The city has a number of celebrated monuments marking the various phases of Florence’s artistic history: the Baptistery with its mosaics; the Cathedral, a majestic example of Gothic architecture topped by Filippo Brunelleschi’s dome, a masterpiece of Renaissance architecture; medieval churches decorated with fresco cycles; public and private palaces like Palazzo Vecchio, Palazzo Pitti, Palazzo Medici-Riccardi and Palazzo Davanzati, built by leading architects on behalf of the city’s most eminent families. Many artistic treasures can also be found in the city’s places of worship: monasteries; refectories frescoed by important artists with depictions of the Last Supper (cenacoli ); quiet, shady, cloisters; and, just outside the city, ancient country parish churches and monasteries such as the Certosa, which for centuries has housed art works of immense value. In the Archaeology Museum, besides an important Egyptian section, there is a rich collection charting the Etruscan civilization.
Explore the most famous sights of the ancient centre of Florence. Tread in the tantalising footsteps of more than 2000 years of tumultuous history. Florence became one of the greatest art centres the world has ever seen thanks to the works of famous artists during the Renaissance like Donatello, Michelangelo, Raffaello, Leonardo da Vinci, Caravaggio.
Of sure the best time to visit Florence is between March and June and from late September to Genuary. Days during those months are usually warm, quite long and perfect fo your visit. July and August are very hot and humid with lot of tourists; most inhabitants leave Florence in the summer and go to the sea, many restaurants or discos are closed.
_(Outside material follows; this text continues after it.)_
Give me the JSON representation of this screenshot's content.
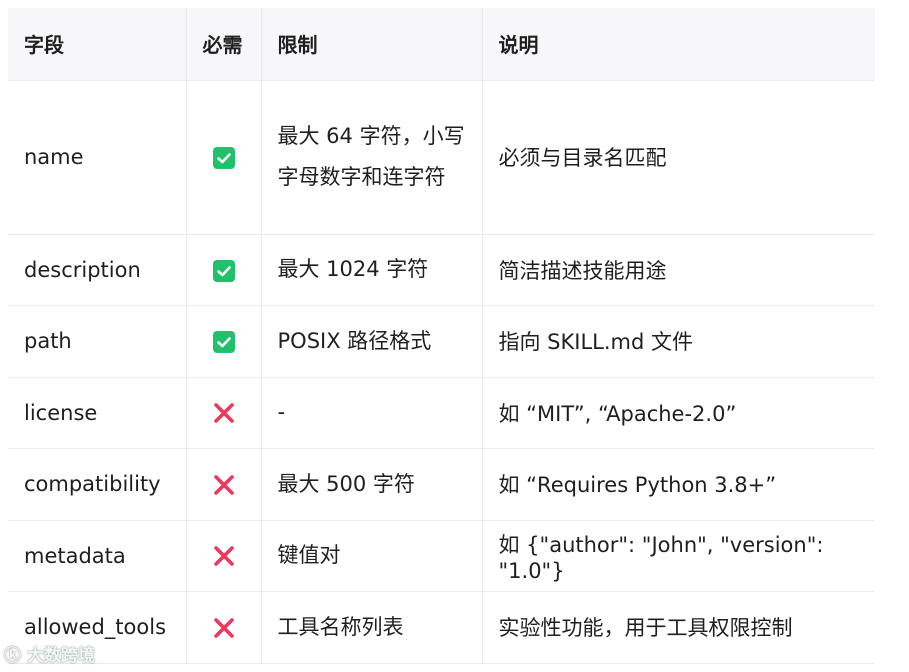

Florence is considered the birthplace of the Italian Renaissance and is famous for its magnificent art and architecture works.
Piazza della Signoria: in the past has been the political center of Florence. In the center of the square there is a copy of the famous David by Michelangelo and the Neptune Fountain. On one side the Palazzo Vecchio (old Palace) and near the entrance to the Uffizi Gallery. In front of the Old Palace the Loggia dei Lanzi with many statues, including Cellini's bronze Perseus.